If you don't speak the language, it's tricky to find a web site expert who doesn't leave you feeling stunned and a tad obtuse. Professionals dedicated to non-technical vocations (who otherwise have very well-used brains) get downright vexed when it's time to talk about Web site development. For practical guidance, I posed a few questions to Joe Charlton, president and founder of Mystyc Strategic Creative Solutions. Charlton started the Internet development company in 1996, and Mystyc makes its home in downtown Portland, Maine.
Kimberly McCall: A small-business owner created her site years ago, but now she's ready to spruce it up and work with a Web development company. What steps should she take?
- Take a look at what your competitors are doing. How could you surpass them in service? Determine what you like and don't like about their message.
- Consider internal assets such as photography, art elements, logos, and print materials, all of which will go a long way toward establishing a theme. Retaining a basic brand consistency is key to translating online exposure to offline behavior.
- Evaluate existing systems (customer relationship management systems, human resource systems, existing databases) in your organization that might benefit from online integration. Leveraging these systems can pay off long term, though it will increase your initial investment substantially.
- Know your time frame. If you need quick turnaround, but still want the power of a comprehensive solution, the process of "parallel phases" might be the right approach. Look for a provider that is flexible and not frozen by rigid methodology.
- Establish a budget for your project, and communicate that budget to providers to save both parties from wasted time and effort.
- Understand the infrastructure in place to maintain the product once it's launched. How technically savvy are the resources assigned to that task? Will you be outsourcing maintenance?
- Plan to gauge the success of the project. How long before you can expect a return on your investment? What will that return look like? Is it quantifiable?
KM: What elements go in to a site that is both nice to look at as well as functional?
JC: A positive user experience is dependent on a balance of good design, usability, functionality, information and speed. To achieve this, you must invest an appropriate amount of time, energy and resources into strategy and planning. Applying proven business and marketing plans and processes to online investments allow for optimal performance and a greater return from your Web site.
KM: What's the trick to getting high placement in search engine listings?
JC: There's no trick here. This requires an intimate understanding of the principles and standards established by each search engine, and developing your site by utilizing proven techniques.
According to Beyond Ink, a search engine optimization (SEO) company in Portland, each of the major search engines has a different method, or algorithm, for ranking sites in its database by the Internet searcher's keywords. To keep users coming back, search engines want searchers to be able to find quality information and therefore rank Web sites by relevancy. In this sense, your Web site must have content relevant to what is searched for, and be considered popular by the quality of links into and out of your site.

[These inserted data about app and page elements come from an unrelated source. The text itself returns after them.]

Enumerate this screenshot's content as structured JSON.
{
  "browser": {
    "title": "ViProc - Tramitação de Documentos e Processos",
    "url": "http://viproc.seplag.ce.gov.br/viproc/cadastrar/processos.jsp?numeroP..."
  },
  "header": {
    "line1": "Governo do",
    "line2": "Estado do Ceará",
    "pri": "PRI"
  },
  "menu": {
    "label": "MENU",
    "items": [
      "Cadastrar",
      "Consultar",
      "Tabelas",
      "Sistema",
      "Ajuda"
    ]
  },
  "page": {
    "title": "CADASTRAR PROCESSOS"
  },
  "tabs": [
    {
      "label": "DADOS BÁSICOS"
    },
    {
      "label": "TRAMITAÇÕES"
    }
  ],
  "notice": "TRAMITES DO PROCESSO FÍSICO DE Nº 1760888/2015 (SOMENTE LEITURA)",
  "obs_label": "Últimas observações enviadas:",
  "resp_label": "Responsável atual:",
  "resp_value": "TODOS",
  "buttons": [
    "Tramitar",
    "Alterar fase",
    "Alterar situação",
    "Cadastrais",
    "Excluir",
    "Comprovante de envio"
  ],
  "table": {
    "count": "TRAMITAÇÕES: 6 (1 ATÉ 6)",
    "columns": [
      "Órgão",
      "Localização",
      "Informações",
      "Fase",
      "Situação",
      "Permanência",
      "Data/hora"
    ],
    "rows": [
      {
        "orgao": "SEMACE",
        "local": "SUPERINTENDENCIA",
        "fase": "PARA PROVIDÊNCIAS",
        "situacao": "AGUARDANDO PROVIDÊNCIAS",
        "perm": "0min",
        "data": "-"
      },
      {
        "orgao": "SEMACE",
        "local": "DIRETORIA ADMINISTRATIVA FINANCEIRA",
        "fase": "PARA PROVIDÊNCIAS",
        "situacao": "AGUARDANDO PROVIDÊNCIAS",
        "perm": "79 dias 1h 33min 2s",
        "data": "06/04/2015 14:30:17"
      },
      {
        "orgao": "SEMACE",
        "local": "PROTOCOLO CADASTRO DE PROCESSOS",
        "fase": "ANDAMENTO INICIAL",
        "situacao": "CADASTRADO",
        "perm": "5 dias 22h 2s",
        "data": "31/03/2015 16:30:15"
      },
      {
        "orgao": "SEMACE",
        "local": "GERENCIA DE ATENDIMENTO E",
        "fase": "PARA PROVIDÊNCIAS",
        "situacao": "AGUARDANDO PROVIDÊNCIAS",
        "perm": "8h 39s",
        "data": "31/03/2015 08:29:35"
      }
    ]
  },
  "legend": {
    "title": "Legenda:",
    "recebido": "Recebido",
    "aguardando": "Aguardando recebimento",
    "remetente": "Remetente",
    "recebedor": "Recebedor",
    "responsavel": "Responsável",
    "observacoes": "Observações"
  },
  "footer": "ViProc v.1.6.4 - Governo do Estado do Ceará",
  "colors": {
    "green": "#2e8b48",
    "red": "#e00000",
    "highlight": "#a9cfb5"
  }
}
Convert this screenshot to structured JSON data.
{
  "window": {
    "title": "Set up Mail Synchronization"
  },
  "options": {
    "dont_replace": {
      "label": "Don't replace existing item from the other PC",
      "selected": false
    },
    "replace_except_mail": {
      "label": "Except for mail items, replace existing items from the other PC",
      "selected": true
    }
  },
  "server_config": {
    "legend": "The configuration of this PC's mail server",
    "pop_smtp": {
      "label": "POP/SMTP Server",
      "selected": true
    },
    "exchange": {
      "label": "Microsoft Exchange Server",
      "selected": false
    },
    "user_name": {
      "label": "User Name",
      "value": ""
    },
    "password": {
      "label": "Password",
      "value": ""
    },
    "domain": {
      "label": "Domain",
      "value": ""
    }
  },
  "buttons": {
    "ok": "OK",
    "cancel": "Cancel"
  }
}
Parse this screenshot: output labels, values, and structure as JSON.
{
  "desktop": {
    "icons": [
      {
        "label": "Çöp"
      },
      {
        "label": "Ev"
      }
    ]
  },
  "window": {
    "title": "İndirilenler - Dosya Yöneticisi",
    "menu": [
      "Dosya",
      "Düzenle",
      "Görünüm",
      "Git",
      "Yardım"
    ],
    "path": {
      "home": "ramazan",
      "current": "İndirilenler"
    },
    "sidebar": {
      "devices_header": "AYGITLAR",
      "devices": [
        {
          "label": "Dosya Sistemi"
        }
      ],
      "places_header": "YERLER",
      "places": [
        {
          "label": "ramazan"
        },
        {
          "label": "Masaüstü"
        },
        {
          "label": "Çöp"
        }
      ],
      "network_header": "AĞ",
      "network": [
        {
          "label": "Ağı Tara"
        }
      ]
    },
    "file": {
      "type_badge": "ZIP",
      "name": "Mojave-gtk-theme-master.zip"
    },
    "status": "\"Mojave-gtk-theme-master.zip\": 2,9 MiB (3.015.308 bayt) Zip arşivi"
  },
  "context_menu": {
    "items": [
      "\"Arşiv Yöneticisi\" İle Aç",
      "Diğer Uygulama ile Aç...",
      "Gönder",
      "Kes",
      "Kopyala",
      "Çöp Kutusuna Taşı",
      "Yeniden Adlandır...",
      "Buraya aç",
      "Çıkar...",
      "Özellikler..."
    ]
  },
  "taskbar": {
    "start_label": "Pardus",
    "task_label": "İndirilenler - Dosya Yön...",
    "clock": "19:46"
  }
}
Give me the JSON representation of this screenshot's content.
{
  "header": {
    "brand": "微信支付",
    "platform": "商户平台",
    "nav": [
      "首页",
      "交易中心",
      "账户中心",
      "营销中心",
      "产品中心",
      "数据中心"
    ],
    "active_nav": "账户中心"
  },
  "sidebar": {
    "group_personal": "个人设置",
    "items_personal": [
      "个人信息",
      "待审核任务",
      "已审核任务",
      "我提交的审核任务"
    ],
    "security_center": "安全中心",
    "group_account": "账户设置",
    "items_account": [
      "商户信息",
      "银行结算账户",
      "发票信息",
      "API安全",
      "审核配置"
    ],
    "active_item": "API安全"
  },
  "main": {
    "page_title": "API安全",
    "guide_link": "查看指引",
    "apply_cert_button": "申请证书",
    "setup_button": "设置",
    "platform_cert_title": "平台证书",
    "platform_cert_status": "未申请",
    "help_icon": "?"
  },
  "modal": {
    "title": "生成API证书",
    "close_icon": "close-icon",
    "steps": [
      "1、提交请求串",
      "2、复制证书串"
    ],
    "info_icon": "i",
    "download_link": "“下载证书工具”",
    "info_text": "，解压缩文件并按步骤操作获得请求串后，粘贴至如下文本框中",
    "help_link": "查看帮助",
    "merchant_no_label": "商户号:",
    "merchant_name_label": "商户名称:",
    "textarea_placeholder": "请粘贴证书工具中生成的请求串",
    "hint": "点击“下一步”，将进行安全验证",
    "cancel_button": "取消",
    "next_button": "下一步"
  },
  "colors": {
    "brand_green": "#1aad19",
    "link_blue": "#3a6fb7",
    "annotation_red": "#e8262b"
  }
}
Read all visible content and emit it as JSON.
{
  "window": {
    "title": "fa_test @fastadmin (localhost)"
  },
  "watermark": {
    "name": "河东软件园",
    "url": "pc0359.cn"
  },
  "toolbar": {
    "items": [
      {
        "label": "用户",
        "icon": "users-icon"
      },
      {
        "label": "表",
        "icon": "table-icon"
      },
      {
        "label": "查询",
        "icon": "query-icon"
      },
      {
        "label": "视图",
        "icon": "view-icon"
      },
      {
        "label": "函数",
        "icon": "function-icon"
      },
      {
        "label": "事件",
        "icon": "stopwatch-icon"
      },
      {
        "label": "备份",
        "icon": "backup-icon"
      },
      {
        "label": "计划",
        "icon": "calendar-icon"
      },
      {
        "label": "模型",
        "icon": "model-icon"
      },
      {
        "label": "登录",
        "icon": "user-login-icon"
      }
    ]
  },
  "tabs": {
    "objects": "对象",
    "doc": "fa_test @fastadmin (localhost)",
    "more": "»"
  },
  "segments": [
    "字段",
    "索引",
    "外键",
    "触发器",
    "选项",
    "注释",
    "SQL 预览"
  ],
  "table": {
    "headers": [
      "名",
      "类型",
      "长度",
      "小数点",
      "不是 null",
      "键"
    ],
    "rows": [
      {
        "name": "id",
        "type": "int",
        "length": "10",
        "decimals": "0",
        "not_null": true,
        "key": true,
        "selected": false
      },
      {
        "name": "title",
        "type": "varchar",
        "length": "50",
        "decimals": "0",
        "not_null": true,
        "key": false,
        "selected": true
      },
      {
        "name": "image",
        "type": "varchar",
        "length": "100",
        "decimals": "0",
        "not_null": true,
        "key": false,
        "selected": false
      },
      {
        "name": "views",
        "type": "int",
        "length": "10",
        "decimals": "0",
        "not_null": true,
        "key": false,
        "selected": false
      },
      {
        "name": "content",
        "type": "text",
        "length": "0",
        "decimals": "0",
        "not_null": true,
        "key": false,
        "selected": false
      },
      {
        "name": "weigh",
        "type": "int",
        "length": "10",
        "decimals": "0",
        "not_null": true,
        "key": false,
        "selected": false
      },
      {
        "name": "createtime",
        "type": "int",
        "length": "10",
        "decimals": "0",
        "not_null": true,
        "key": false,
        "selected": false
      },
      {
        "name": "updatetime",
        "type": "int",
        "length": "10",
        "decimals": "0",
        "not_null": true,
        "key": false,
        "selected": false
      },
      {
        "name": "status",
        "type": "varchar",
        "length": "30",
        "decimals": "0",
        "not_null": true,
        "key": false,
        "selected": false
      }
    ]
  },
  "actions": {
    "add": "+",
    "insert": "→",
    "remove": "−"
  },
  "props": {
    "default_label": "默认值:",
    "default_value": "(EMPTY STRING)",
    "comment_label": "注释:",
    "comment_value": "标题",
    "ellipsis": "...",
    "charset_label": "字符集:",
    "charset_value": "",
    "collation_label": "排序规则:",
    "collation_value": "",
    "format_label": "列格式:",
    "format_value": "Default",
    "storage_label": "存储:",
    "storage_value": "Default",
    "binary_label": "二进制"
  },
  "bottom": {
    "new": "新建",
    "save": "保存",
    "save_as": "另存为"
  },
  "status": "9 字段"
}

Establishing quality links not only improves your rankings, but drives targeted traffic from similar, non-competing sites.
Search sites account for just under 7% of global referrals. Direct navigation (typing in the URL) and bookmarks together accounted for the largest percentage of referrals with 47%.
KM: Mystyc has created sites for quite an array of industries including law and retail. How do you determine the tone, look and feel of each site?
JC: Our ultimate goal is to present clients as leaders in their industry through comprehensive and cohesive design principles. Basic considerations essential for a successful Web presence include:
- web site navigation
- data dissemination
- branding consistency
An interface isn't just a pretty picture - it's our client's store or office, a virtual projection of their organization. Visitors expect a pleasant experience, and quick and easy access to information. We work closely with clients to determine business objectives. We make recommendations along the way, present design compositions and/or documents for approval, and then go about building it.
KM: Finally, please tell me there's something you can do about spam.
JC: Spam originates from companies and individuals who obtain e-mail addresses flying across the Internet every second. Databases and ListServes (automated e-mail mailing systems) are leveraged to collect, organize and distribute e-mail for any number of purposes-mostly marketing!
As a provider of web hosting and e-mail service, we filter as much identifiable unsolicited mail as we can and prevent it from routing to our clients. It's extremely difficult because filters with too many restrictions may prevent intended mail from making it to its intended recipient.
You can fight some of the influx of unsolicited mail by installing software specifically designed to filter spam. Look in your existing e-mail program to determine if you have these tools already. Or download filtering software from utility software sites like tucows.com or cnet.com. Only opt-in or subscribe to those sites that really interest you. The more you leave your e-mail address out there, the more lists you'll end up on and the more likely you'll become a target.
Copyright © 2001 Kimberly McCall